Last week, we featured the first of two letters that tied for the National Honor Award for Level 2 in the Letters About Literature contest. The initiative is a national reading and writing program that asks young people in grades 4 through 12 to write to an author (living or deceased) about how his or her book affected their lives. Winners for 2016 were announced last month.
The second Level 2 National Honor Award-winning letter comes from Pippa Scroggins of Florida, who wrote to Gayle Forman, author of “If I Stay.”
Dear Gayle Forman,
People often ask young musicians what inspired them to work hard. Most respond by giving a name, or a recording, but I respond with the name of a book. It’s a novel called “If I Stay,” and without it, I wouldn’t be the person I am now.
Since I was young, I have been told that I am extremely talented in music. I have been playing violin since I was 6, and now that I’m 13, it’s safe to say that I owe over half of my life to the thrill of it. Music is in my family; my grandmother was a touring opera singer, my mother was a violinist, and my father plays bass in a band called Drood. I grew up loving music, soaring, enjoying it…But when it came down to practicing, I always hit the ground. It was excruciating. I was gifted, but I felt like I was being pushed to do something I didn’t want to do. As a little kid, my mother would have to yell at me, as I grew older, I got punished. Nobody could truthfully say that I had any motivation.
In the summer before seventh grade, I bought a copy of your book, “If I Stay.” I was hooked immediately. I related tremendously to the main character; we both came from musical families, we both were normal adolescent girls who happened to have a passion for music, we both were somewhat shy, and we both felt deep love for everyone around us. The only thing different about us was that she, Mia, had dreams – she wanted to successfully audition and get into The Julliard School, she wanted to perform, she wanted to love – and I had no music related dreams whatsoever at the time.
After a heart-wrenching afternoon spent in my room reading the entire book, I came down, with tears dripping down my face, and told my dad that I needed to use his computer. I looked through the book and found every classical piece listed, and then, I listened to them. I felt the emotions. I was haunted by Beethoven’s Cello Sonata No. 3, I felt glory with Yo-Yo Ma’s Le Grand Tango, and was exhilarated by Gershwin’s Andante Con Moto e Poco Rubato. And that was when I discovered how truly beautiful and personal music really is. From that moment forward, I knew exactly what I wanted to do, who I wanted to be. I wanted to be Pippa Scroggins, the girl who plays the violin, with incentive as she practices, who pleases her teacher, who feels the music as she plays, who puts meaning behind the notes. I wanted to love music with all my heart.

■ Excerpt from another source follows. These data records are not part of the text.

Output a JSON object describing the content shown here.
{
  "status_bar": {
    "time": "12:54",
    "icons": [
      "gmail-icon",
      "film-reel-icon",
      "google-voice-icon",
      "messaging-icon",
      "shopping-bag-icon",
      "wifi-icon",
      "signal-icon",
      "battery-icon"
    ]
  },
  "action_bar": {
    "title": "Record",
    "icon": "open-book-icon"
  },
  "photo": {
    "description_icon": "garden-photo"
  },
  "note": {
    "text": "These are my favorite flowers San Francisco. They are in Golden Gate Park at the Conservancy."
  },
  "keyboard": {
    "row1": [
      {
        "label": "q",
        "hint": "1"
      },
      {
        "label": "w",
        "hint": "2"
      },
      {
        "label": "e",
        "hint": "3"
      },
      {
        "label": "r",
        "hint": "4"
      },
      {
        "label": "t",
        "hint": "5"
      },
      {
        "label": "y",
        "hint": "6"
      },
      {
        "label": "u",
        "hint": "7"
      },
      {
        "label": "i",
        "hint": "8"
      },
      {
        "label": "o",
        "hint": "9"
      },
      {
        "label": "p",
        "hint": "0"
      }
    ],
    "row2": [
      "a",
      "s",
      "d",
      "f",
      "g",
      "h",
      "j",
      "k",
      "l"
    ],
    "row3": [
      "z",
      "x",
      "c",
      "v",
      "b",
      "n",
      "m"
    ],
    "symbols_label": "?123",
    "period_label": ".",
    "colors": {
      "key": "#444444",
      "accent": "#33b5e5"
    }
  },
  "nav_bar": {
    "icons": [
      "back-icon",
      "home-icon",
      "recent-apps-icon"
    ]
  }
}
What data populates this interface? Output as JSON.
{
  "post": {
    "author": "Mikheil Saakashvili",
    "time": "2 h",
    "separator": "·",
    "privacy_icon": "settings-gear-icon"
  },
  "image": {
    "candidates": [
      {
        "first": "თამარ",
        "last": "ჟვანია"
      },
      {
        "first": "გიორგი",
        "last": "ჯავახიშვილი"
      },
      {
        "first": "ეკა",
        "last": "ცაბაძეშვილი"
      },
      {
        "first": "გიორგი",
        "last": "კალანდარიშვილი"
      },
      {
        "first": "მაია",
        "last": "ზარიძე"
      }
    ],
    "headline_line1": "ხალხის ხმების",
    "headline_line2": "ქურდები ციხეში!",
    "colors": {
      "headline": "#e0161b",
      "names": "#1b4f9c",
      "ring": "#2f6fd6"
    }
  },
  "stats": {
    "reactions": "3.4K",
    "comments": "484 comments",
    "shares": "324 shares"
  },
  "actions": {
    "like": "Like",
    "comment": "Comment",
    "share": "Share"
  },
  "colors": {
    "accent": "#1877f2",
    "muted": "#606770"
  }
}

That year was a great one. After a summer of passion, I came back to school full of fire. I pushed myself. I achieved more than I thought. This previous summer, I went on to study in New York, an accomplishment I am very proud of. Currently, I am having a struggle with tendonitis in my wrist, which has prevented me from practicing as much as I normally would, but I intend to overcome it. I believe that Mia Hall could do it; I believe that I can too.
Now, I have incentive. I plan what I want to accomplish, whether it be over the course of two hours or two years. I know that I truly have purpose. I know what I want to achieve. Thank you for shaping me, Gayle Forman.
You can read all the winning letters here, including the winning letters from previous years.